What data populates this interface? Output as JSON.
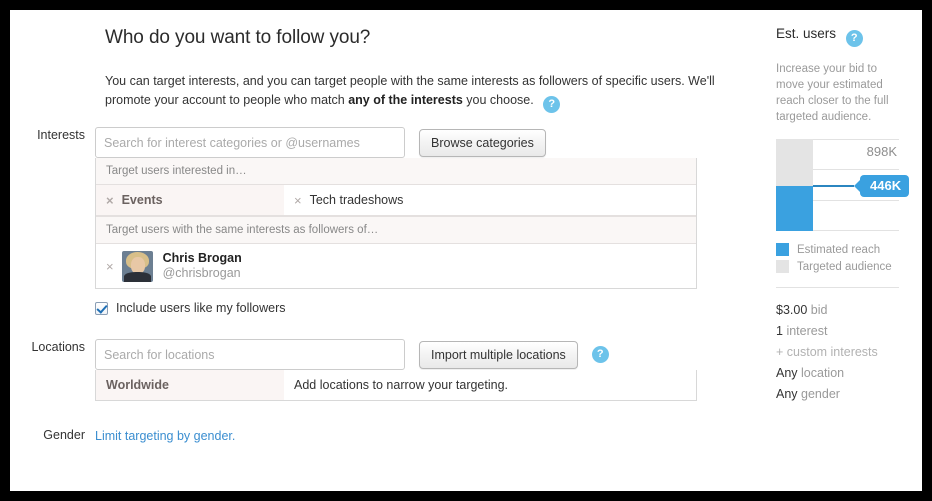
{
  "page": {
    "title": "Who do you want to follow you?",
    "intro_before": "You can target interests, and you can target people with the same interests as followers of specific users. We'll promote your account to people who match ",
    "intro_bold": "any of the interests",
    "intro_after": " you choose.",
    "help_glyph": "?"
  },
  "interests": {
    "label": "Interests",
    "search_placeholder": "Search for interest categories or @usernames",
    "search_value": "",
    "browse_button": "Browse categories",
    "caption_interested": "Target users interested in…",
    "caption_followers": "Target users with the same interests as followers of…",
    "remove_glyph": "×",
    "chips": [
      {
        "left": "Events",
        "right": "Tech tradeshows"
      }
    ],
    "user": {
      "name": "Chris Brogan",
      "handle": "@chrisbrogan"
    },
    "include_followers_label": "Include users like my followers",
    "include_followers_checked": true
  },
  "locations": {
    "label": "Locations",
    "search_placeholder": "Search for locations",
    "search_value": "",
    "import_button": "Import multiple locations",
    "scope": "Worldwide",
    "hint": "Add locations to narrow your targeting."
  },
  "gender": {
    "label": "Gender",
    "link": "Limit targeting by gender."
  },
  "sidebar": {
    "title": "Est. users",
    "help_glyph": "?",
    "description": "Increase your bid to move your estimated reach closer to the full targeted audience.",
    "legend": [
      {
        "label": "Estimated reach",
        "color": "#3aa1e0"
      },
      {
        "label": "Targeted audience",
        "color": "#e4e4e4"
      }
    ],
    "stats": [
      {
        "value": "$3.00",
        "label": "bid",
        "muted": false
      },
      {
        "value": "1",
        "label": "interest",
        "muted": false
      },
      {
        "value": "",
        "label": "+ custom interests",
        "muted": true
      },
      {
        "value": "Any",
        "label": "location",
        "muted": false
      },
      {
        "value": "Any",
        "label": "gender",
        "muted": false
      }
    ]
  },
  "chart_data": {
    "type": "bar",
    "title": "Est. users",
    "categories": [
      "Audience"
    ],
    "series": [
      {
        "name": "Targeted audience",
        "values": [
          898000
        ],
        "label": "898K",
        "color": "#e4e4e4"
      },
      {
        "name": "Estimated reach",
        "values": [
          446000
        ],
        "label": "446K",
        "color": "#3aa1e0"
      }
    ],
    "ylim": [
      0,
      898000
    ],
    "gridlines": 4,
    "xlabel": "",
    "ylabel": "",
    "legend_position": "bottom",
    "annotations": [
      {
        "text": "446K",
        "value": 446000,
        "style": "callout-pointer"
      },
      {
        "text": "898K",
        "value": 898000,
        "style": "plain"
      }
    ]
  }
}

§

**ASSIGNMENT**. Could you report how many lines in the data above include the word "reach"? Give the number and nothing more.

**OUTPUT FOR THIS TASK**. 3